++++ INPUT
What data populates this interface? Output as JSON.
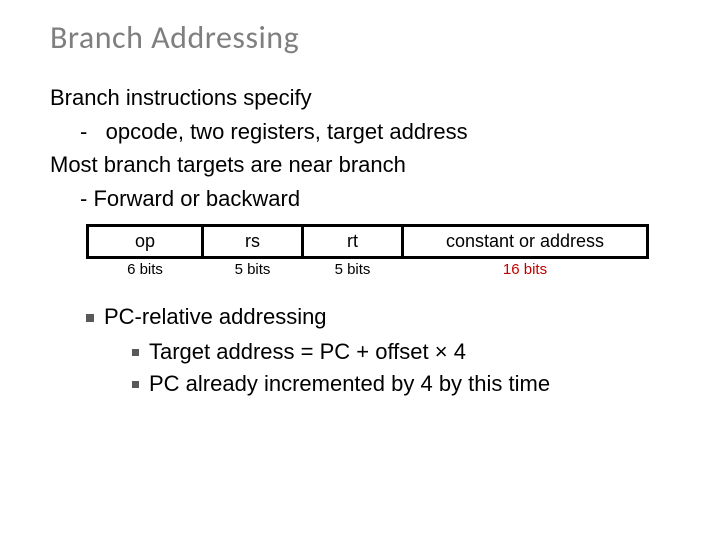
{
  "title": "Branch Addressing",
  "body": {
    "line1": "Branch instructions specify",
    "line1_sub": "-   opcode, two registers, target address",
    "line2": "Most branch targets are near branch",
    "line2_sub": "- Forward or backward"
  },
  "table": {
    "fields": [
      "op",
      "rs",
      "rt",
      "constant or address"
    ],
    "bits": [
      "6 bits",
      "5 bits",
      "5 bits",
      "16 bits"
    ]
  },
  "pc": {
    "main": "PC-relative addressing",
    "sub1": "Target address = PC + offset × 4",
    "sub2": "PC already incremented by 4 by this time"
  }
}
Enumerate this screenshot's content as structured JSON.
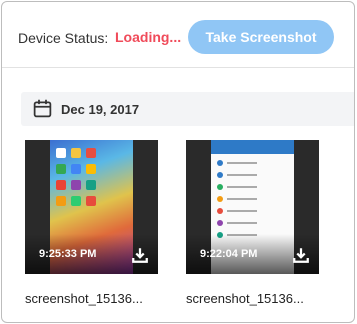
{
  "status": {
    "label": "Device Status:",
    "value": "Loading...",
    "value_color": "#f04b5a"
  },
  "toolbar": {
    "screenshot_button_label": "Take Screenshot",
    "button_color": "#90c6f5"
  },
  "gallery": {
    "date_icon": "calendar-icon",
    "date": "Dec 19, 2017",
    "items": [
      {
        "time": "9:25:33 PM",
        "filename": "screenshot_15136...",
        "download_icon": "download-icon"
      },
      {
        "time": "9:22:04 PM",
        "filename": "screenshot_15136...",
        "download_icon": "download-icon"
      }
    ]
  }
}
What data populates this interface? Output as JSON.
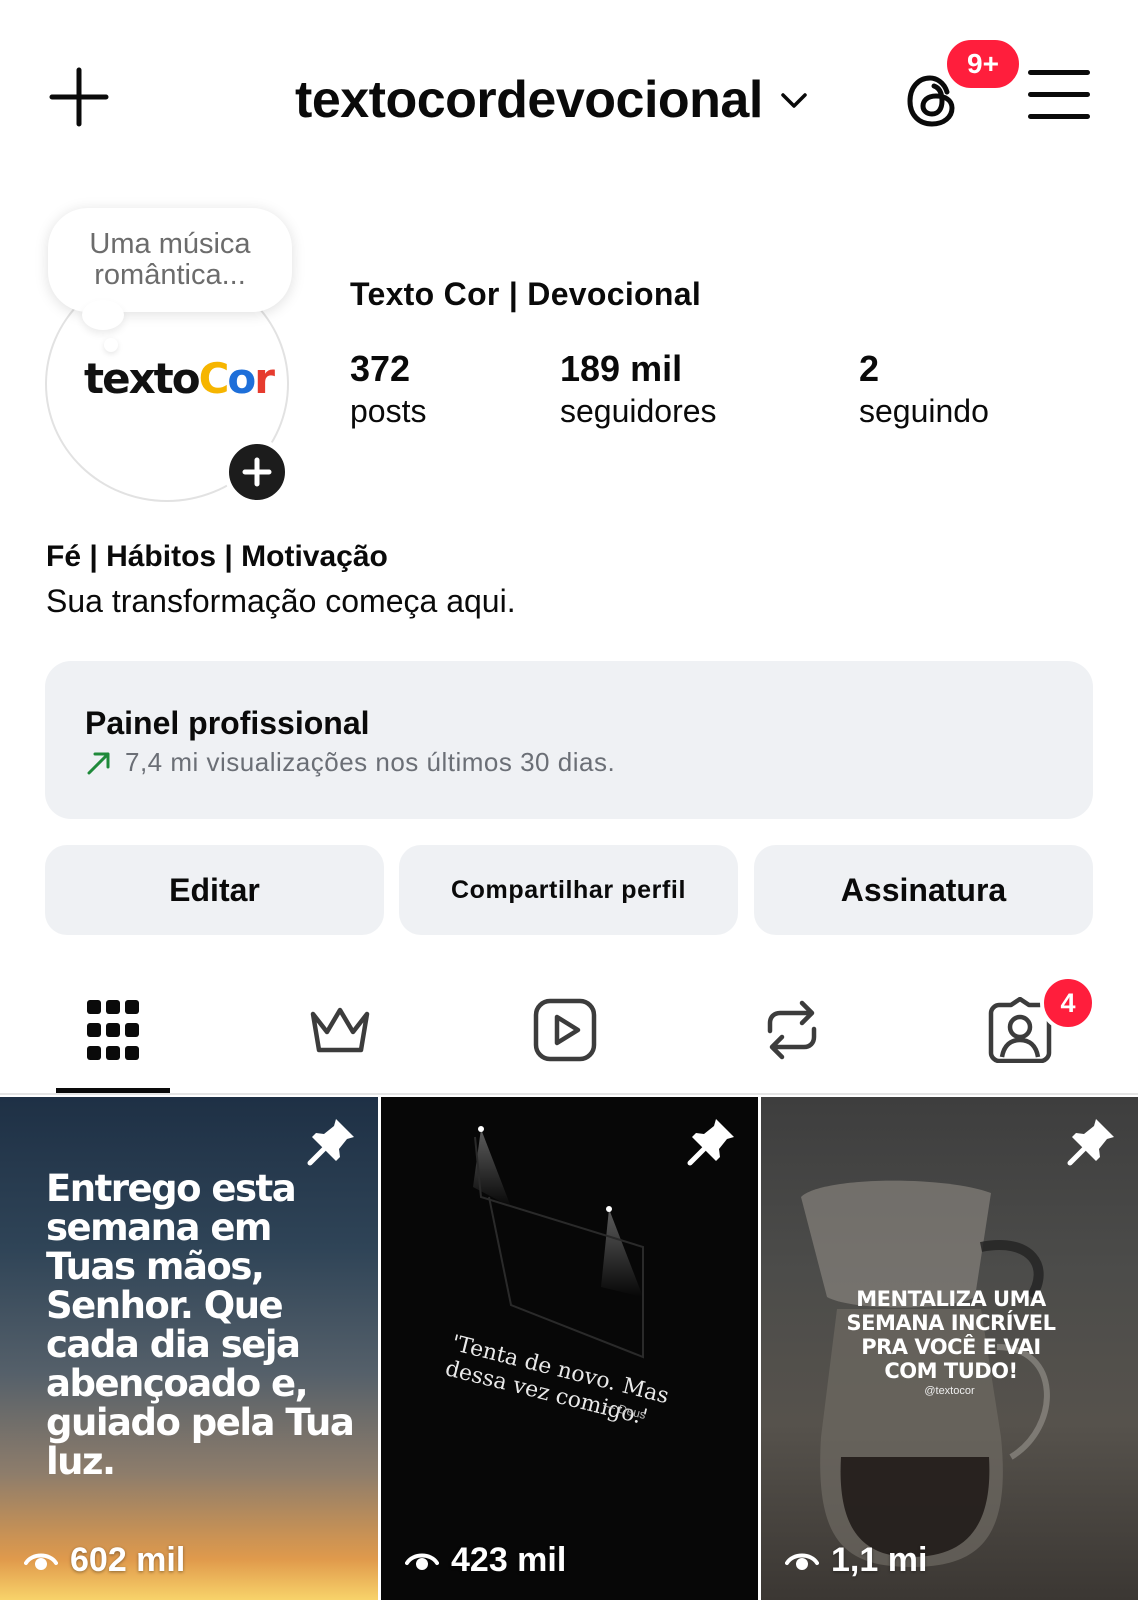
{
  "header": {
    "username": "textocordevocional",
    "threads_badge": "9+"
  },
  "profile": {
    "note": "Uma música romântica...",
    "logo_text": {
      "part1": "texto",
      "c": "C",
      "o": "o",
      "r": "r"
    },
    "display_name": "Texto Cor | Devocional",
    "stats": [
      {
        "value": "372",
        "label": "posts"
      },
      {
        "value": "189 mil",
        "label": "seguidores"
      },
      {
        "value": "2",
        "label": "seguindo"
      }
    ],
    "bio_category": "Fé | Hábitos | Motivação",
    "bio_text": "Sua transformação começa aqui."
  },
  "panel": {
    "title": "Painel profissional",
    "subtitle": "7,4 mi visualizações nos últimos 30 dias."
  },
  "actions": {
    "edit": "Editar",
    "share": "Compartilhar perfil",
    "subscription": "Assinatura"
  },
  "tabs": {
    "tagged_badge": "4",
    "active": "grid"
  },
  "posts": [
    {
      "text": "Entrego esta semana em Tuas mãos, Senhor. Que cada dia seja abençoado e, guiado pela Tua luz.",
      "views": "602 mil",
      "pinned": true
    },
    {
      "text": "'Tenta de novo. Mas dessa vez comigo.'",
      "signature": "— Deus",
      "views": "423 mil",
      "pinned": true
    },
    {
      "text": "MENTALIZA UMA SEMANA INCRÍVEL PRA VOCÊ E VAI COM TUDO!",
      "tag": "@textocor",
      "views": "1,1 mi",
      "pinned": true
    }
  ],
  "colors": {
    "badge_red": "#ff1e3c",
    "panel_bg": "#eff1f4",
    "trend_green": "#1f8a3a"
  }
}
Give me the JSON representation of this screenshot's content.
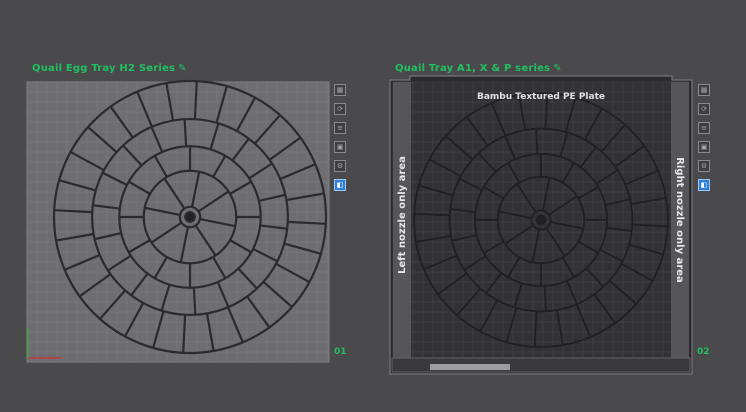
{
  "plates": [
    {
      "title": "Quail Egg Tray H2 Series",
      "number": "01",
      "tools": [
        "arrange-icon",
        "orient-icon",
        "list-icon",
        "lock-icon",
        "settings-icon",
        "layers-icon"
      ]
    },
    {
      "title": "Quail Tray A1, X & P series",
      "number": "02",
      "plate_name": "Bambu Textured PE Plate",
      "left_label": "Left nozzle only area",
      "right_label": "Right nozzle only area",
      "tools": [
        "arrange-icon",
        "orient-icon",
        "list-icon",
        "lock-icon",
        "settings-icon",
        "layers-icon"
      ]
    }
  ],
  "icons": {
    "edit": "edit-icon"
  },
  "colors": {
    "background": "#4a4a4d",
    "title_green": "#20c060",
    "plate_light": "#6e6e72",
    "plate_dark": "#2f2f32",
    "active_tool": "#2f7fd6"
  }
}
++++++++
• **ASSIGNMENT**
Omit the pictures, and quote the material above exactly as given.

• **ANSWER TO THE PROBLEM**
What data populates this interface? Output as JSON.
{
  "title": "Branch Addressing",
  "body": {
    "line1": "Branch instructions specify",
    "line1_sub": "-   opcode, two registers, target address",
    "line2": "Most branch targets are near branch",
    "line2_sub": "- Forward or backward"
  },
  "table": {
    "fields": [
      "op",
      "rs",
      "rt",
      "constant or address"
    ],
    "bits": [
      "6 bits",
      "5 bits",
      "5 bits",
      "16 bits"
    ]
  },
  "pc": {
    "main": "PC-relative addressing",
    "sub1": "Target address = PC + offset × 4",
    "sub2": "PC already incremented by 4 by this time"
  }
}
Enumerate this screenshot's content as structured JSON.
{
  "status": {
    "label": "Device Status:",
    "value": "Loading...",
    "value_color": "#f04b5a"
  },
  "toolbar": {
    "screenshot_button_label": "Take Screenshot",
    "button_color": "#90c6f5"
  },
  "gallery": {
    "date_icon": "calendar-icon",
    "date": "Dec 19, 2017",
    "items": [
      {
        "time": "9:25:33 PM",
        "filename": "screenshot_15136...",
        "download_icon": "download-icon"
      },
      {
        "time": "9:22:04 PM",
        "filename": "screenshot_15136...",
        "download_icon": "download-icon"
      }
    ]
  }
}
What data populates this interface? Output as JSON.
{
  "header": {
    "username": "textocordevocional",
    "threads_badge": "9+"
  },
  "profile": {
    "note": "Uma música romântica...",
    "logo_text": {
      "part1": "texto",
      "c": "C",
      "o": "o",
      "r": "r"
    },
    "display_name": "Texto Cor | Devocional",
    "stats": [
      {
        "value": "372",
        "label": "posts"
      },
      {
        "value": "189 mil",
        "label": "seguidores"
      },
      {
        "value": "2",
        "label": "seguindo"
      }
    ],
    "bio_category": "Fé | Hábitos | Motivação",
    "bio_text": "Sua transformação começa aqui."
  },
  "panel": {
    "title": "Painel profissional",
    "subtitle": "7,4 mi visualizações nos últimos 30 dias."
  },
  "actions": {
    "edit": "Editar",
    "share": "Compartilhar perfil",
    "subscription": "Assinatura"
  },
  "tabs": {
    "tagged_badge": "4",
    "active": "grid"
  },
  "posts": [
    {
      "text": "Entrego esta semana em Tuas mãos, Senhor. Que cada dia seja abençoado e, guiado pela Tua luz.",
      "views": "602 mil",
      "pinned": true
    },
    {
      "text": "'Tenta de novo. Mas dessa vez comigo.'",
      "signature": "— Deus",
      "views": "423 mil",
      "pinned": true
    },
    {
      "text": "MENTALIZA UMA SEMANA INCRÍVEL PRA VOCÊ E VAI COM TUDO!",
      "tag": "@textocor",
      "views": "1,1 mi",
      "pinned": true
    }
  ],
  "colors": {
    "badge_red": "#ff1e3c",
    "panel_bg": "#eff1f4",
    "trend_green": "#1f8a3a"
  }
}
Give me the JSON representation of this screenshot's content.
{
  "plates": [
    {
      "title": "Quail Egg Tray H2 Series",
      "number": "01",
      "tools": [
        "arrange-icon",
        "orient-icon",
        "list-icon",
        "lock-icon",
        "settings-icon",
        "layers-icon"
      ]
    },
    {
      "title": "Quail Tray A1, X & P series",
      "number": "02",
      "plate_name": "Bambu Textured PE Plate",
      "left_label": "Left nozzle only area",
      "right_label": "Right nozzle only area",
      "tools": [
        "arrange-icon",
        "orient-icon",
        "list-icon",
        "lock-icon",
        "settings-icon",
        "layers-icon"
      ]
    }
  ],
  "icons": {
    "edit": "edit-icon"
  },
  "colors": {
    "background": "#4a4a4d",
    "title_green": "#20c060",
    "plate_light": "#6e6e72",
    "plate_dark": "#2f2f32",
    "active_tool": "#2f7fd6"
  }
}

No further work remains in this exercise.